Jerry Sandusky Scandal

Spanier, Curley raise attorney-client privilege argument in McQueary case

Mike McQueary
Mike McQueary

It’s been months since any real movement was seen in the whistleblower lawsuit former Penn State assistant football coach Mike McQueary brought against the university.

Now two former officials are asking to bring one action to a halt.

On Tuesday, former Penn State president Graham Spanier filed a petition to intervene in the case. He was joined Wednesday by former athletic director Tim Curley, who entered a similar request.

The two men are objecting to the deposition of former Penn State trustee and general counsel Cynthia Baldwin.

McQueary’s case arose from the 2011 indictment and subsequent 2012 conviction of retired Penn State defensive coordinator Jerry Sandusky on charges of child sexual abuse. McQueary was one of the most prominent witnesses. He filed his lawsuit in 2012, alleging the university ruined his reputation and fired him for his part in the investigation.

But Spanier and Curley, along with former vice president Gary Schultz, are still awaiting trial in Dauphin County on charges of perjury and conspiracy related to the Sandusky case.

That is where the new petition comes in.

“Intervention in this case is warranted because the deposition of Cynthia Baldwin will very likely include testimony about matters protected by the attorney-client privilege,” Spanier’s filing stated.

All three former officials claim that they thought at the time that Baldwin represented them. That has become a central sticking point in their criminal case, and one in which the Pennsylvania Superior Court will hear arguments next month before allowing the Dauphin case to move on.

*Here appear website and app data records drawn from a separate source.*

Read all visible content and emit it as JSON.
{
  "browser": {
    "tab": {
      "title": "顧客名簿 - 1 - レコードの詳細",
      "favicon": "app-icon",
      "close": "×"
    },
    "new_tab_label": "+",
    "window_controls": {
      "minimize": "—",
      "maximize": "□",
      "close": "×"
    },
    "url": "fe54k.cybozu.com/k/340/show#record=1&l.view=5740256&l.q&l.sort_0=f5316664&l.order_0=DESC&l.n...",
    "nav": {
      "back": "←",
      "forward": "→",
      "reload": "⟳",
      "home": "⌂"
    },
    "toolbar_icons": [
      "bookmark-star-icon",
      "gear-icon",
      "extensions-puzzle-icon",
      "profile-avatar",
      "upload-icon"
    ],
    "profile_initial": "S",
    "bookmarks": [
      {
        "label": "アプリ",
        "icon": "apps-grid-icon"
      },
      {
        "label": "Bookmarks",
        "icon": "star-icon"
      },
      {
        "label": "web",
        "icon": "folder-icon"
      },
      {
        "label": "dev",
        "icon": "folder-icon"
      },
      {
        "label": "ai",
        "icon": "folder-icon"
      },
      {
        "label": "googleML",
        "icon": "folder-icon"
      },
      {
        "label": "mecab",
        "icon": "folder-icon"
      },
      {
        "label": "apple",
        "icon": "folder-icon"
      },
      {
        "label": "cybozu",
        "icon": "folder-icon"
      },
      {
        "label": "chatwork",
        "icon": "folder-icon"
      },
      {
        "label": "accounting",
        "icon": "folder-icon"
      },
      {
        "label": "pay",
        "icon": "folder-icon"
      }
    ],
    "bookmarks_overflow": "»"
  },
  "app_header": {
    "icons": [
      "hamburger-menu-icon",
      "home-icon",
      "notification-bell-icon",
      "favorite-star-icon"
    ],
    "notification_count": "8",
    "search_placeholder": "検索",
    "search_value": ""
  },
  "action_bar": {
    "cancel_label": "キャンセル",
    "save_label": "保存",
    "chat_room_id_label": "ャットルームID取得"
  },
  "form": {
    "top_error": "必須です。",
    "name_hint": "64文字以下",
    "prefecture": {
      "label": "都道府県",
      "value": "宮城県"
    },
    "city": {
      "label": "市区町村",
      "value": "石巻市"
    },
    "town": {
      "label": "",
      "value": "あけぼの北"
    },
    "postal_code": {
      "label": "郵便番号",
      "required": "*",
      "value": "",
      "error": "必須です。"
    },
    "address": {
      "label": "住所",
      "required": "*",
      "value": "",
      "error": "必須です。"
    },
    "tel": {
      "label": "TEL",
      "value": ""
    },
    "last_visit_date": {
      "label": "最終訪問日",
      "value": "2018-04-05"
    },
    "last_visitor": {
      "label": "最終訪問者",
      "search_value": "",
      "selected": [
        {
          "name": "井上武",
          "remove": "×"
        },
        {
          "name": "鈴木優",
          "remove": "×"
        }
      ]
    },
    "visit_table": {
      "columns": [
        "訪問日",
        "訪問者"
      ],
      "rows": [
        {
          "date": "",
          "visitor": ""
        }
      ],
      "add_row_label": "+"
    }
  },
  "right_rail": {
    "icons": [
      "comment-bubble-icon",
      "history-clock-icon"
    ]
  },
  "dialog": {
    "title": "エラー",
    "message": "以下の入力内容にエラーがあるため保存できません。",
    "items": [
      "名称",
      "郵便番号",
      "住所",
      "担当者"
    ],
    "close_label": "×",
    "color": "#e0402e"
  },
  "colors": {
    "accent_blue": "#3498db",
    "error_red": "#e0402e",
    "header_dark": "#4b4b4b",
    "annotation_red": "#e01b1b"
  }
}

But in Centre County court, the issue has also been heard. Specially presiding Chester County Senior Judge Thomas Gavin ruled in May that communications involving Baldwin could not be withheld on the same attorney-client privilege grounds.

McQueary is seeking lost wages, legal costs and punitive damages.